Every family has rules and traditions, preferred ways of relating. For the Blestnest, traditions involve tools and kitchens, long lists, big projects, large events. Working together is the family heritage. And the rules aren't so much rules as a focus on relationship and the "And Then Some" mindset.
First, let me explain the "And Then Some" mindset.
In recent years, this has become a family motto, a short-hand for overabundance in anything: effort, stress, blessing, fun. "We came good today," followed closely by someone else refraining, "And then some!" is a common interchange. De facto, we have a lot of quantity; there's a ton of us and we prefer to flock together. The only way this whole evolving family system functions is due the intentional cultivation of a humble heart of service. It's the lynchpin family value. We value each other and Christ in each other through service.
The phrase "and then some" originated in a sermon we heard a decade or more ago. In the message, our Pastor talked through Matthew 5:38–42, that part of the Sermon on the Mount where Jesus wonderfully flips Hammurabi's brutal "eye for an eye" law and replaces it with sacrificial love and service.
In it, Jesus says,
"You have heard that it was said, ‘Eye for eye, and tooth for tooth.’ But I tell you, do not resist an evil person. If anyone slaps you on the right cheek, turn to them the other cheek also. And if anyone wants to sue you and take your shirt, hand over your coat as well. If anyone forces you to go one mile, go with them two miles. Give to the one who asks you, and do not turn away from the one who wants to borrow from you."
We are to turn the other cheek, give the shirt and coat off our backs, go the extra mile. Pastor's catchphrase for this point was "and then some." Do what's required, whether the circumstance is just or unjust, and then do more because that's what Christ did for you. We've been saying it ever since.
When we say "and then some," it's got a double meaning. It's an aphorism used to express any overwhelming element in our lives. But we're also preaching to each other. It's a reminder of God's redemptive love and Christ's edict for us to love and to forgive and serve each other no matter the circumstance or cost. (And the costs can be staggering, but that's another post.)
This core value is what makes our emerging community lifestyle possible, it's what makes church possible, it's the very best part of our faith. Unconditional love as action.
I tried to draw a relational web of the family. One line represents a connection between each individual in the family. It looked like this, and that's not even everyone.
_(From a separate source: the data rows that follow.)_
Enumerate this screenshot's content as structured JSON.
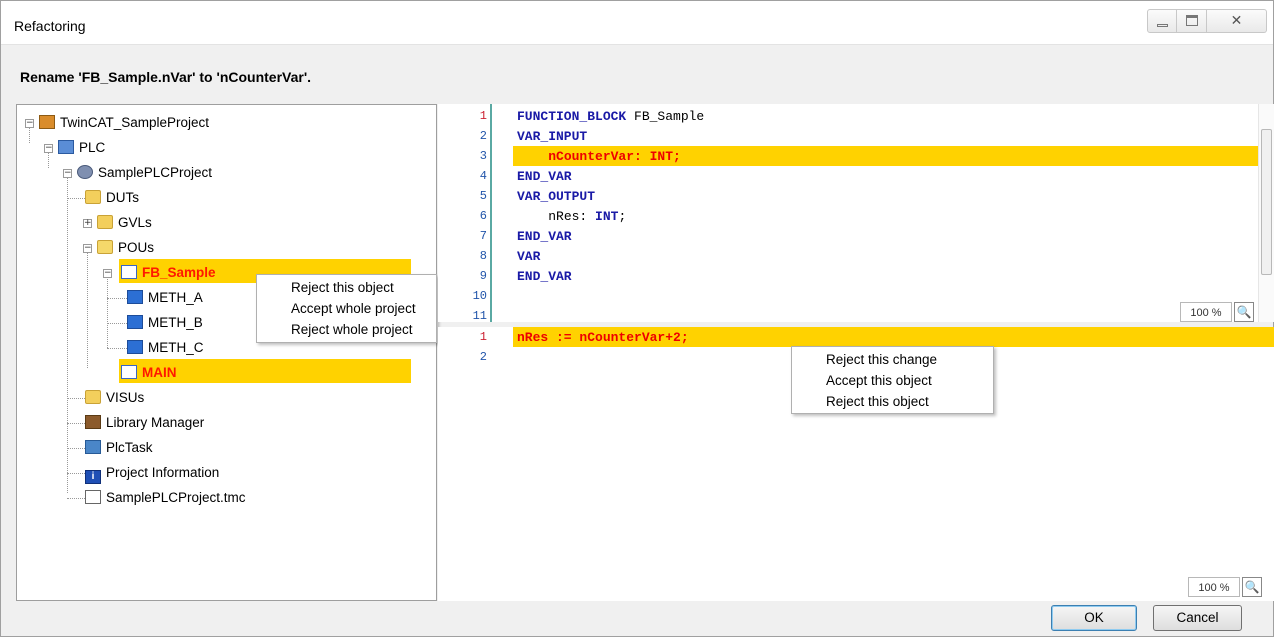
{
  "window": {
    "title": "Refactoring",
    "minimize_glyph": "—",
    "maximize_glyph": "☐",
    "close_glyph": "✕"
  },
  "heading": "Rename 'FB_Sample.nVar' to 'nCounterVar'.",
  "tree": {
    "project": "TwinCAT_SampleProject",
    "plc": "PLC",
    "plc_project": "SamplePLCProject",
    "duts": "DUTs",
    "gvls": "GVLs",
    "pous": "POUs",
    "fb_sample": "FB_Sample",
    "meth_a": "METH_A",
    "meth_b": "METH_B",
    "meth_c": "METH_C",
    "main": "MAIN",
    "visus": "VISUs",
    "library_manager": "Library Manager",
    "plctask": "PlcTask",
    "project_information": "Project Information",
    "tmc_file": "SamplePLCProject.tmc"
  },
  "tree_context_menu": {
    "items": [
      "Reject this object",
      "Accept whole project",
      "Reject whole project"
    ]
  },
  "code_top": {
    "line_numbers": [
      "1",
      "2",
      "3",
      "4",
      "5",
      "6",
      "7",
      "8",
      "9",
      "10",
      "11"
    ],
    "lines": [
      {
        "kw": "FUNCTION_BLOCK",
        "rest": " FB_Sample"
      },
      {
        "kw": "VAR_INPUT",
        "rest": ""
      },
      {
        "indent": "    ",
        "hl": "nCounterVar: INT;"
      },
      {
        "kw": "END_VAR",
        "rest": ""
      },
      {
        "kw": "VAR_OUTPUT",
        "rest": ""
      },
      {
        "indent": "    ",
        "plain": "nRes: ",
        "kw2": "INT",
        "tail": ";"
      },
      {
        "kw": "END_VAR",
        "rest": ""
      },
      {
        "kw": "VAR",
        "rest": ""
      },
      {
        "kw": "END_VAR",
        "rest": ""
      }
    ],
    "zoom": "100 %"
  },
  "code_bottom": {
    "line_numbers": [
      "1",
      "2"
    ],
    "line1": "nRes := nCounterVar+2;",
    "zoom": "100 %"
  },
  "code_context_menu": {
    "items": [
      "Reject this change",
      "Accept this object",
      "Reject this object"
    ]
  },
  "buttons": {
    "ok": "OK",
    "cancel": "Cancel"
  },
  "icons": {
    "zoom": "magnifier-icon",
    "project": "project-icon",
    "folder": "folder-icon"
  },
  "colors": {
    "highlight": "#ffd200",
    "changed_text": "#ff1800",
    "keyword": "#1a1aa6"
  }
}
This picture, it's our mess and our noise and then some. It's also a pretty good explanation of our therapy bills.
So when we went to plan Anna's baby shower, for grandbaby number seven, the inevitable happened. Things got a little out of hand.
We knew her name would be Nora. We knew Anna wanted a woodland theme. Jenna, Shirley and I sat down and plotted a few weeks in advanced. We have these sorts of showers down to a science now, 7 babies in. Jenna's on decorations, Shirley's on food, I'm on games and invites.
Shirley said, "just a couple woodland themed desserts...maybe brunch...what about Mexican themed brunch?"
Jenna said, "just a couple cute little decorations, LOOK AT THIS," she shoved her phone in my face, "woodland baby animals are SO CUTE."
I said, "just a couple of games...maybe I can get Tanya to do a diaper cake."
Suddenly, we had a full Mexican spread for lunch and, with the aid of sister-in-law Kat 8+ woodland themed desserts,
Suddenly, Jenna was hand sewing banners and felt animal mobiles and hotgluing moss everywhere and doing endless amounts of hand lettering.
And suddenly I was ordering my husband to behead baby dolls and leading some lovely ladies to do any number of questionable things for general amusement.
And that diaper cake, I mean, come on.
Anna's sporty mother-in-law Alison, upon taking it all in, said, "it looks like someone had fun on pinterest."
"Yeah, I guess we did," I said.
But really, as the seventh child in a large family, it's easy for Anna, or any of us in this family, to feel lost and isolated and also hemmed in and crowded all at once. We wanted to show Anna how much we loved her, how we had space for her and Nathaniel and baby Nora and then some.
After the days of planning and hours of work, after the guests left and we cleaned up and debated what to do with all the leftovers, I asked Shirley, "counting wedding showers, how many of these do we have left?"
She started counting on her fingers, "seven, no...eight..."